  55. 55.

    Powell ND, Sloan EK, Bailey MT, Arevalo JMG, Miller GE, Chen E, et al. Social stress up-regulates inflammatory gene expression in the leukocyte transcriptome via β-adrenergic induction of myelopoiesis. Proc Natl Acad Sci USA. 2013;110:16574–9.

  56. 56.

    Taylor LE, Sullivan JC. Sex differences in obesity-induced hypertension and vascular dysfunction: a protective role for estrogen in adipose tissue inflammation? Am J Physiol Regul Integr Comp Physiol. 2016;2016: ajpregu.00202.

  57. 57.

    Miller AH, Raison CL. The role of inflammation in depression: from evolutionary imperative to modern treatment target. Nat Rev Immunol. 2016;16:22–34.

  58. 58.

    Baumeister H, Hutter N, Bengel J. Psychological and pharmacological interventions for depression in patients with diabetes mellitus: an abridged Cochrane review. Diabet Med. 2014;31:773–86.

  59. 59.

    García-Toro M, Vicens-Pons E, Gili M, Roca M, Serrano-Ripoll MJ, Vives M, et al. Obesity, metabolic syndrome and Mediterranean diet: impact on depression outcome.

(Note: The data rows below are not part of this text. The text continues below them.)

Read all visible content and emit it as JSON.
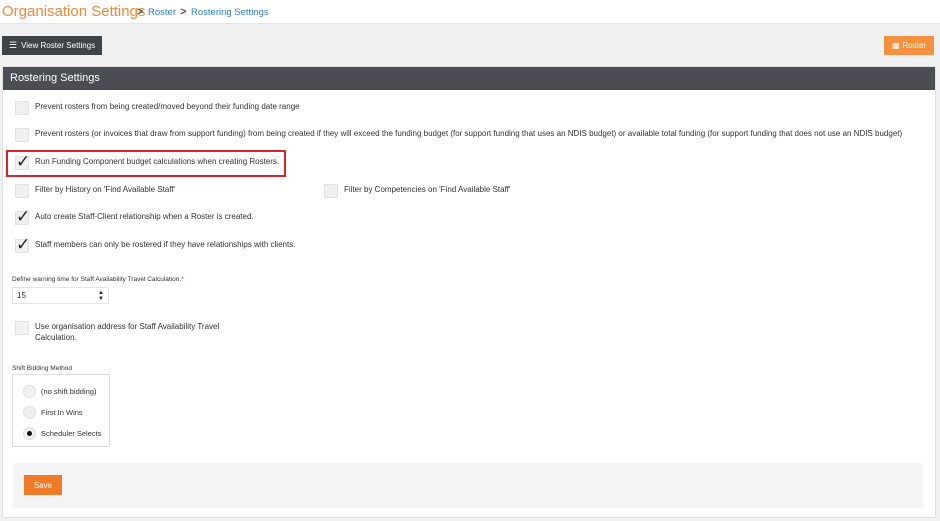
{
  "header": {
    "title": "Organisation Settings",
    "breadcrumbs": [
      "Roster",
      "Rostering Settings"
    ],
    "separator": ">"
  },
  "toolbar": {
    "view_roster_settings_label": "View Roster Settings",
    "roster_label": "Roster",
    "list_icon": "list-icon",
    "calendar_icon": "calendar-icon"
  },
  "panel": {
    "title": "Rostering Settings"
  },
  "options": [
    {
      "label": "Prevent rosters from being created/moved beyond their funding date range",
      "checked": false
    },
    {
      "label": "Prevent rosters (or invoices that draw from support funding) from being created if they will exceed the funding budget (for support funding that uses an NDIS budget) or available total funding (for support funding that does not use an NDIS budget)",
      "checked": false
    },
    {
      "label": "Run Funding Component budget calculations when creating Rosters.",
      "checked": true
    },
    {
      "label": "Filter by History on 'Find Available Staff'",
      "checked": false
    },
    {
      "label": "Filter by Competencies on 'Find Available Staff'",
      "checked": false
    },
    {
      "label": "Auto create Staff-Client relationship when a Roster is created.",
      "checked": true
    },
    {
      "label": "Staff members can only be rostered if they have relationships with clients.",
      "checked": true
    },
    {
      "label": "Use organisation address for Staff Availability Travel Calculation.",
      "checked": false
    }
  ],
  "travel_warning": {
    "label": "Define warning time for Staff Availability Travel Calculation.",
    "required_mark": "*",
    "value": "15",
    "up": "▲",
    "down": "▼"
  },
  "shift_bidding": {
    "label": "Shift Bidding Method",
    "options": [
      {
        "label": "(no shift bidding)",
        "selected": false
      },
      {
        "label": "First In Wins",
        "selected": false
      },
      {
        "label": "Scheduler Selects",
        "selected": true
      }
    ]
  },
  "footer": {
    "save_label": "Save"
  },
  "colors": {
    "accent": "#f07a27",
    "header_dark": "#4a4e53",
    "link": "#2f7cc9",
    "highlight": "#d9232a"
  }
}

J Affect Disord. 2016;194:105–8.

  60. 60.

    Lin KW, Wroolie TE, Robakis T, Rasgon NL. Adjuvant pioglitazone for unremitted depression: clinical correlates of treatment response. Psychiatry Res. 2015;230:846–52.

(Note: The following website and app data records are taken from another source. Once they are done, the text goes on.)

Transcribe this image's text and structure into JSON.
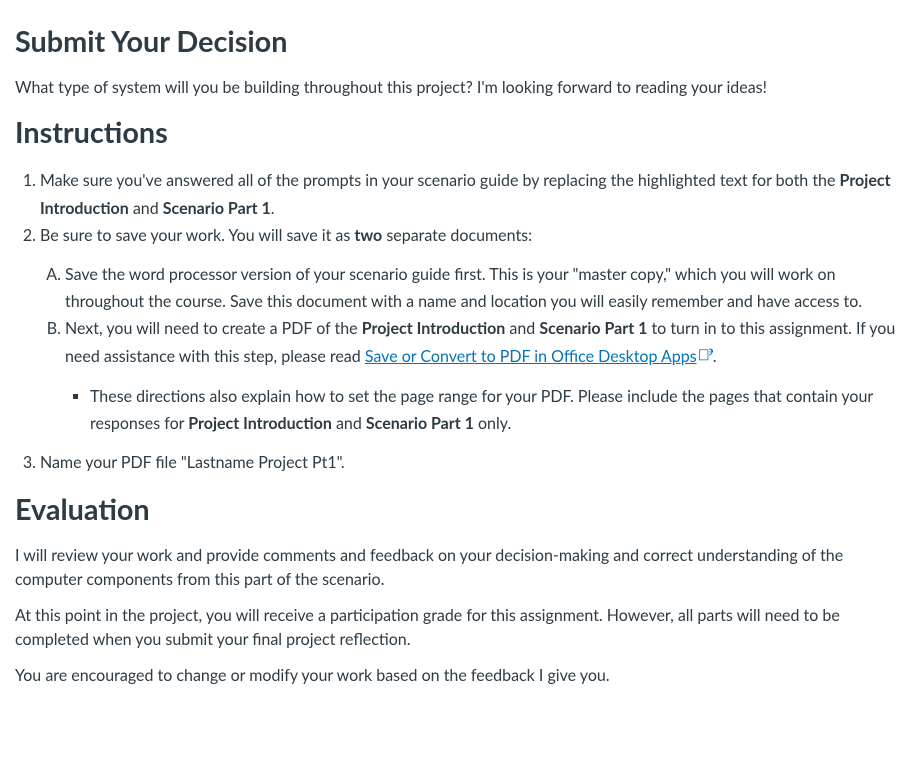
{
  "heading1": "Submit Your Decision",
  "intro_p": "What type of system will you be building throughout this project? I'm looking forward to reading your ideas!",
  "heading2": "Instructions",
  "instr": {
    "li1_a": "Make sure you've answered all of the prompts in your scenario guide by replacing the highlighted text for both the ",
    "li1_b1": "Project Introduction",
    "li1_c": " and ",
    "li1_b2": "Scenario Part 1",
    "li1_d": ".",
    "li2_a": "Be sure to save your work. You will save it as ",
    "li2_b": "two",
    "li2_c": " separate documents:",
    "subA": "Save the word processor version of your scenario guide first. This is your \"master copy,\" which you will work on throughout the course. Save this document with a name and location you will easily remember and have access to.",
    "subB_a": "Next, you will need to create a PDF of the ",
    "subB_b1": "Project Introduction",
    "subB_b": " and ",
    "subB_b2": "Scenario Part 1",
    "subB_c": " to turn in to this assignment. If you need assistance with this step, please read ",
    "subB_link": "Save or Convert to PDF in Office Desktop Apps",
    "subB_d": ".",
    "bullet_a": "These directions also explain how to set the page range for your PDF. Please include the pages that contain your responses for ",
    "bullet_b1": "Project Introduction",
    "bullet_b": " and ",
    "bullet_b2": "Scenario Part 1",
    "bullet_c": " only.",
    "li3": "Name your PDF file \"Lastname Project Pt1\"."
  },
  "heading3": "Evaluation",
  "eval_p1": "I will review your work and provide comments and feedback on your decision-making and correct understanding of the computer components from this part of the scenario.",
  "eval_p2": "At this point in the project, you will receive a participation grade for this assignment. However, all parts will need to be completed when you submit your final project reflection.",
  "eval_p3": "You are encouraged to change or modify your work based on the feedback I give you."
}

  61. 61.

    Psaltopoulou T, Sergentanis TN, Panagiotakos DB, Sergentanis IN, Kosti R, Scarmeas N. Mediterranean diet, stroke, cognitive impairment, and depression: a meta-analysis. Ann Neurol. 2013;74:580–91.

  62. 62.

    Schachter J, Martel J, Lin C-S, Chang C-J, Wu T-R, Lu C-C, et al. Effects of obesity on depression: a role for inflammation and the gut microbiota. Brain Behav Immun. 2017. https://doi.org/10.1016/j.bbi.2017.08.026

  63. 63.

    Pietrzak RH, Kinley J, Afifi TO, Enns MW, Fawcett J, Sareen J. Subsyndromal depression in the United States: prevalence, course, and risk for incident psychiatric outcomes. Psychol Med. 2013;43:1401–14.

Download references

Acknowledgements

This work was partially supported by the research grants R01HL090975 (SH) and HL090975S1 (American Recovery and Reinvestment Act grant; SH), UL1RR031980 for the UCSD Clinical and Translational Science Awards, and TL1TR001443 (JNK) from the National Institutes of Health.

Author information

Conflict of interest

The authors declare that they have no conflict of interest.

Correspondence to Suzi Hong.

Supplementary information

Supplementary Figure Legends

Supplementary Figure 1

Rights and permissions

Reprints and Permissions

About this article

Verify currency and authenticity via CrossMark
Fig. 1
Fig. 2